- DESCRIPTION OF THE TASK -
Each record, minus any picture, should be returned exactly as written.

- RECORDS FOR THE EXERCISE -

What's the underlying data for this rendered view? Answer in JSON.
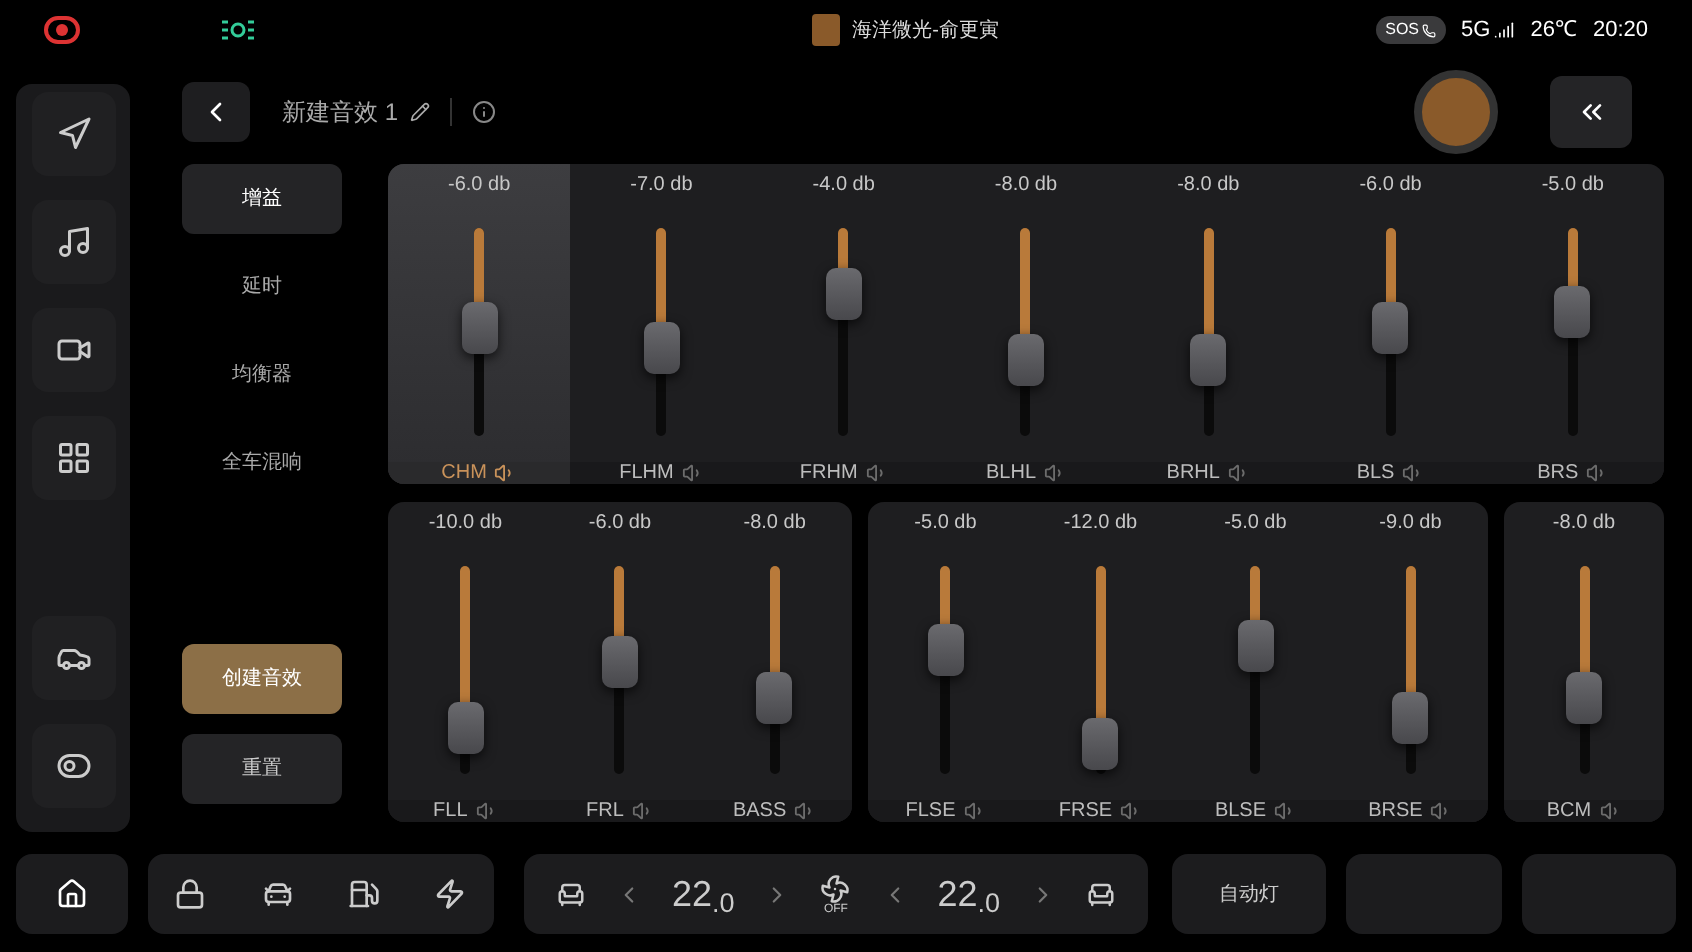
{
  "status_bar": {
    "now_playing": "海洋微光-俞更寅",
    "sos": "SOS",
    "network": "5G",
    "temperature": "26℃",
    "time": "20:20"
  },
  "header": {
    "title": "新建音效 1"
  },
  "menu": [
    {
      "label": "增益",
      "selected": true
    },
    {
      "label": "延时",
      "selected": false
    },
    {
      "label": "均衡器",
      "selected": false
    },
    {
      "label": "全车混响",
      "selected": false
    }
  ],
  "actions": [
    {
      "label": "创建音效",
      "kind": "primary"
    },
    {
      "label": "重置",
      "kind": "secondary"
    }
  ],
  "top_panel": {
    "channels": [
      {
        "name": "CHM",
        "reading": "-6.0 db",
        "level": 0.52,
        "selected": true
      },
      {
        "name": "FLHM",
        "reading": "-7.0 db",
        "level": 0.42,
        "selected": false
      },
      {
        "name": "FRHM",
        "reading": "-4.0 db",
        "level": 0.68,
        "selected": false
      },
      {
        "name": "BLHL",
        "reading": "-8.0 db",
        "level": 0.37,
        "selected": false
      },
      {
        "name": "BRHL",
        "reading": "-8.0 db",
        "level": 0.37,
        "selected": false
      },
      {
        "name": "BLS",
        "reading": "-6.0 db",
        "level": 0.52,
        "selected": false
      },
      {
        "name": "BRS",
        "reading": "-5.0 db",
        "level": 0.6,
        "selected": false
      }
    ]
  },
  "bottom_panels": [
    {
      "channels": [
        {
          "name": "FLL",
          "reading": "-10.0 db",
          "level": 0.22,
          "selected": false
        },
        {
          "name": "FRL",
          "reading": "-6.0 db",
          "level": 0.54,
          "selected": false
        },
        {
          "name": "BASS",
          "reading": "-8.0 db",
          "level": 0.37,
          "selected": false
        }
      ]
    },
    {
      "channels": [
        {
          "name": "FLSE",
          "reading": "-5.0 db",
          "level": 0.6,
          "selected": false
        },
        {
          "name": "FRSE",
          "reading": "-12.0 db",
          "level": 0.14,
          "selected": false
        },
        {
          "name": "BLSE",
          "reading": "-5.0 db",
          "level": 0.62,
          "selected": false
        },
        {
          "name": "BRSE",
          "reading": "-9.0 db",
          "level": 0.27,
          "selected": false
        }
      ]
    },
    {
      "channels": [
        {
          "name": "BCM",
          "reading": "-8.0 db",
          "level": 0.37,
          "selected": false
        }
      ]
    }
  ],
  "dock": {
    "driver_temp": "22$_{.0}$",
    "fan": "OFF",
    "passenger_temp": "22$_{.0}$",
    "auto_light": "自动灯"
  }
}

- EXERCISE OUTPUT -
What's the underlying data for this rendered view? Answer in JSON.
{
  "status_bar": {
    "now_playing": "海洋微光-俞更寅",
    "sos": "SOS",
    "network": "5G",
    "temperature": "26℃",
    "time": "20:20"
  },
  "header": {
    "title": "新建音效 1"
  },
  "menu": [
    {
      "label": "增益",
      "selected": true
    },
    {
      "label": "延时",
      "selected": false
    },
    {
      "label": "均衡器",
      "selected": false
    },
    {
      "label": "全车混响",
      "selected": false
    }
  ],
  "actions": [
    {
      "label": "创建音效",
      "kind": "primary"
    },
    {
      "label": "重置",
      "kind": "secondary"
    }
  ],
  "top_panel": {
    "channels": [
      {
        "name": "CHM",
        "reading": "-6.0 db",
        "level": 0.52,
        "selected": true
      },
      {
        "name": "FLHM",
        "reading": "-7.0 db",
        "level": 0.42,
        "selected": false
      },
      {
        "name": "FRHM",
        "reading": "-4.0 db",
        "level": 0.68,
        "selected": false
      },
      {
        "name": "BLHL",
        "reading": "-8.0 db",
        "level": 0.37,
        "selected": false
      },
      {
        "name": "BRHL",
        "reading": "-8.0 db",
        "level": 0.37,
        "selected": false
      },
      {
        "name": "BLS",
        "reading": "-6.0 db",
        "level": 0.52,
        "selected": false
      },
      {
        "name": "BRS",
        "reading": "-5.0 db",
        "level": 0.6,
        "selected": false
      }
    ]
  },
  "bottom_panels": [
    {
      "channels": [
        {
          "name": "FLL",
          "reading": "-10.0 db",
          "level": 0.22,
          "selected": false
        },
        {
          "name": "FRL",
          "reading": "-6.0 db",
          "level": 0.54,
          "selected": false
        },
        {
          "name": "BASS",
          "reading": "-8.0 db",
          "level": 0.37,
          "selected": false
        }
      ]
    },
    {
      "channels": [
        {
          "name": "FLSE",
          "reading": "-5.0 db",
          "level": 0.6,
          "selected": false
        },
        {
          "name": "FRSE",
          "reading": "-12.0 db",
          "level": 0.14,
          "selected": false
        },
        {
          "name": "BLSE",
          "reading": "-5.0 db",
          "level": 0.62,
          "selected": false
        },
        {
          "name": "BRSE",
          "reading": "-9.0 db",
          "level": 0.27,
          "selected": false
        }
      ]
    },
    {
      "channels": [
        {
          "name": "BCM",
          "reading": "-8.0 db",
          "level": 0.37,
          "selected": false
        }
      ]
    }
  ],
  "dock": {
    "driver_temp": "22$_{.0}$",
    "fan": "OFF",
    "passenger_temp": "22$_{.0}$",
    "auto_light": "自动灯"
  }
}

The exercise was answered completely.